[[ INPUT RECORDS, beginning ]]

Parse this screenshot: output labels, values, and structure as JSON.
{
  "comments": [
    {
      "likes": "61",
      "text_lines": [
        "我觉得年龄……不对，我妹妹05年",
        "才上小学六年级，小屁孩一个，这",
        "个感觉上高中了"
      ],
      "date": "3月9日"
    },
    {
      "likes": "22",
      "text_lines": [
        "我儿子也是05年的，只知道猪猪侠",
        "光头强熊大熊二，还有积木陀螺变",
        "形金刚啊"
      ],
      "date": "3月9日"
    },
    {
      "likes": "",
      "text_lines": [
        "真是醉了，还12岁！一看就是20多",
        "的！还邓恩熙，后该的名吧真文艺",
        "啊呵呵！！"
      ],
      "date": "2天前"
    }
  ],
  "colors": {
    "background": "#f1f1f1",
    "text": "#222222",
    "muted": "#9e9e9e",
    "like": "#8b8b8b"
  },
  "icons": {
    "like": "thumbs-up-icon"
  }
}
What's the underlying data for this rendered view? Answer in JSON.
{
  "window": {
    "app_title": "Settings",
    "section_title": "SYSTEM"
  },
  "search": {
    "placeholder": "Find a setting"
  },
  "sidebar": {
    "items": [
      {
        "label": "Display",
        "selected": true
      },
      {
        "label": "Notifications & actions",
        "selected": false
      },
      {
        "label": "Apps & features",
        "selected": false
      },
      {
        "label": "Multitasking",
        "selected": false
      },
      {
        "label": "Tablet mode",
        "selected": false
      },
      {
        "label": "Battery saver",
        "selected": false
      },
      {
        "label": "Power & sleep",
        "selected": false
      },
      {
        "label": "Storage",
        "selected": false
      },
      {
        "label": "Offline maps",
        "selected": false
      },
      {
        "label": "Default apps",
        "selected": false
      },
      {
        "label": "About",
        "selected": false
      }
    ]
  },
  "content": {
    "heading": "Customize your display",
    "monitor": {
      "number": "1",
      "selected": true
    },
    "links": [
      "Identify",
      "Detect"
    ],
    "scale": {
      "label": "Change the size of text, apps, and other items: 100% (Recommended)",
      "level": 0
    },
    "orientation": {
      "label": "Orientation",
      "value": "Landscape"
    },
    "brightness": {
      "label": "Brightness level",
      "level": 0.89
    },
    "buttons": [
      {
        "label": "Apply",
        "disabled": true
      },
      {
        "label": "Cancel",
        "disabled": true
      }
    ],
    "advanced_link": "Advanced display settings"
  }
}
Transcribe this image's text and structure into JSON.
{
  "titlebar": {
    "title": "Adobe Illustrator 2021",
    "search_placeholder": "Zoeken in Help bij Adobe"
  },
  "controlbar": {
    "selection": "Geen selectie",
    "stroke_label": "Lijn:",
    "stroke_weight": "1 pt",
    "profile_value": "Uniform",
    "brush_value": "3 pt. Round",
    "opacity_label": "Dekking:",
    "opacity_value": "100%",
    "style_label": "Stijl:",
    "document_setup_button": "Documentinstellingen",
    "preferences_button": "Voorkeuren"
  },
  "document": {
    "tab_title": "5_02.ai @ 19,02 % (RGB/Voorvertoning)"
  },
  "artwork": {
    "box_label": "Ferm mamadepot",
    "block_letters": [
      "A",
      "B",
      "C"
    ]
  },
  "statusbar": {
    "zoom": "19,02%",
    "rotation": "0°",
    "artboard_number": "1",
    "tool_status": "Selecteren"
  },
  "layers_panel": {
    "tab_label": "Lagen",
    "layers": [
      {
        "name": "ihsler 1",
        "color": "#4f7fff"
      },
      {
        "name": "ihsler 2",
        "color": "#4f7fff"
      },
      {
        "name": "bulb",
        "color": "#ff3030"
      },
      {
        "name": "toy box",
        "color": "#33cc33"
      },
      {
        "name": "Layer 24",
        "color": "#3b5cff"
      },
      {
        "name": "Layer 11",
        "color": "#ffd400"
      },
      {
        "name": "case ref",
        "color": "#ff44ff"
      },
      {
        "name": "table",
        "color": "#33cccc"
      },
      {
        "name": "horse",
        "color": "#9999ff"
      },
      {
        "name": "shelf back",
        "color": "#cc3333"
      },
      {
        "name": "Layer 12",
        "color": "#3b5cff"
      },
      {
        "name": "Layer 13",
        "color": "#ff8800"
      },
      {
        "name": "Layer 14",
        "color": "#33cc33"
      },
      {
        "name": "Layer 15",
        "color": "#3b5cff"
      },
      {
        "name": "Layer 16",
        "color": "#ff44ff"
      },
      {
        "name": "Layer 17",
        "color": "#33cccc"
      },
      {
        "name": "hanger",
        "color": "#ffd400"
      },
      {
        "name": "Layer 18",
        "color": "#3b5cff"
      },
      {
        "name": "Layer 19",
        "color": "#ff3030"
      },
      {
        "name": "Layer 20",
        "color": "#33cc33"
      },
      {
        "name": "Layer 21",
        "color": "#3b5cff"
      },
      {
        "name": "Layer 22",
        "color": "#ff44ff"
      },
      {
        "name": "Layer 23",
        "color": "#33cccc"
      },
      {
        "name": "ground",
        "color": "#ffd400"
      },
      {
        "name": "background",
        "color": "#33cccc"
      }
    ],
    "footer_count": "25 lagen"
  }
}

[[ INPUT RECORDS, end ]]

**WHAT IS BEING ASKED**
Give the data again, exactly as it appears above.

**FINAL ANSWER**
Parse this screenshot: output labels, values, and structure as JSON.
{
  "comments": [
    {
      "likes": "61",
      "text_lines": [
        "我觉得年龄……不对，我妹妹05年",
        "才上小学六年级，小屁孩一个，这",
        "个感觉上高中了"
      ],
      "date": "3月9日"
    },
    {
      "likes": "22",
      "text_lines": [
        "我儿子也是05年的，只知道猪猪侠",
        "光头强熊大熊二，还有积木陀螺变",
        "形金刚啊"
      ],
      "date": "3月9日"
    },
    {
      "likes": "",
      "text_lines": [
        "真是醉了，还12岁！一看就是20多",
        "的！还邓恩熙，后该的名吧真文艺",
        "啊呵呵！！"
      ],
      "date": "2天前"
    }
  ],
  "colors": {
    "background": "#f1f1f1",
    "text": "#222222",
    "muted": "#9e9e9e",
    "like": "#8b8b8b"
  },
  "icons": {
    "like": "thumbs-up-icon"
  }
}
What's the underlying data for this rendered view? Answer in JSON.
{
  "window": {
    "app_title": "Settings",
    "section_title": "SYSTEM"
  },
  "search": {
    "placeholder": "Find a setting"
  },
  "sidebar": {
    "items": [
      {
        "label": "Display",
        "selected": true
      },
      {
        "label": "Notifications & actions",
        "selected": false
      },
      {
        "label": "Apps & features",
        "selected": false
      },
      {
        "label": "Multitasking",
        "selected": false
      },
      {
        "label": "Tablet mode",
        "selected": false
      },
      {
        "label": "Battery saver",
        "selected": false
      },
      {
        "label": "Power & sleep",
        "selected": false
      },
      {
        "label": "Storage",
        "selected": false
      },
      {
        "label": "Offline maps",
        "selected": false
      },
      {
        "label": "Default apps",
        "selected": false
      },
      {
        "label": "About",
        "selected": false
      }
    ]
  },
  "content": {
    "heading": "Customize your display",
    "monitor": {
      "number": "1",
      "selected": true
    },
    "links": [
      "Identify",
      "Detect"
    ],
    "scale": {
      "label": "Change the size of text, apps, and other items: 100% (Recommended)",
      "level": 0
    },
    "orientation": {
      "label": "Orientation",
      "value": "Landscape"
    },
    "brightness": {
      "label": "Brightness level",
      "level": 0.89
    },
    "buttons": [
      {
        "label": "Apply",
        "disabled": true
      },
      {
        "label": "Cancel",
        "disabled": true
      }
    ],
    "advanced_link": "Advanced display settings"
  }
}
Transcribe this image's text and structure into JSON.
{
  "titlebar": {
    "title": "Adobe Illustrator 2021",
    "search_placeholder": "Zoeken in Help bij Adobe"
  },
  "controlbar": {
    "selection": "Geen selectie",
    "stroke_label": "Lijn:",
    "stroke_weight": "1 pt",
    "profile_value": "Uniform",
    "brush_value": "3 pt. Round",
    "opacity_label": "Dekking:",
    "opacity_value": "100%",
    "style_label": "Stijl:",
    "document_setup_button": "Documentinstellingen",
    "preferences_button": "Voorkeuren"
  },
  "document": {
    "tab_title": "5_02.ai @ 19,02 % (RGB/Voorvertoning)"
  },
  "artwork": {
    "box_label": "Ferm mamadepot",
    "block_letters": [
      "A",
      "B",
      "C"
    ]
  },
  "statusbar": {
    "zoom": "19,02%",
    "rotation": "0°",
    "artboard_number": "1",
    "tool_status": "Selecteren"
  },
  "layers_panel": {
    "tab_label": "Lagen",
    "layers": [
      {
        "name": "ihsler 1",
        "color": "#4f7fff"
      },
      {
        "name": "ihsler 2",
        "color": "#4f7fff"
      },
      {
        "name": "bulb",
        "color": "#ff3030"
      },
      {
        "name": "toy box",
        "color": "#33cc33"
      },
      {
        "name": "Layer 24",
        "color": "#3b5cff"
      },
      {
        "name": "Layer 11",
        "color": "#ffd400"
      },
      {
        "name": "case ref",
        "color": "#ff44ff"
      },
      {
        "name": "table",
        "color": "#33cccc"
      },
      {
        "name": "horse",
        "color": "#9999ff"
      },
      {
        "name": "shelf back",
        "color": "#cc3333"
      },
      {
        "name": "Layer 12",
        "color": "#3b5cff"
      },
      {
        "name": "Layer 13",
        "color": "#ff8800"
      },
      {
        "name": "Layer 14",
        "color": "#33cc33"
      },
      {
        "name": "Layer 15",
        "color": "#3b5cff"
      },
      {
        "name": "Layer 16",
        "color": "#ff44ff"
      },
      {
        "name": "Layer 17",
        "color": "#33cccc"
      },
      {
        "name": "hanger",
        "color": "#ffd400"
      },
      {
        "name": "Layer 18",
        "color": "#3b5cff"
      },
      {
        "name": "Layer 19",
        "color": "#ff3030"
      },
      {
        "name": "Layer 20",
        "color": "#33cc33"
      },
      {
        "name": "Layer 21",
        "color": "#3b5cff"
      },
      {
        "name": "Layer 22",
        "color": "#ff44ff"
      },
      {
        "name": "Layer 23",
        "color": "#33cccc"
      },
      {
        "name": "ground",
        "color": "#ffd400"
      },
      {
        "name": "background",
        "color": "#33cccc"
      }
    ],
    "footer_count": "25 lagen"
  }
}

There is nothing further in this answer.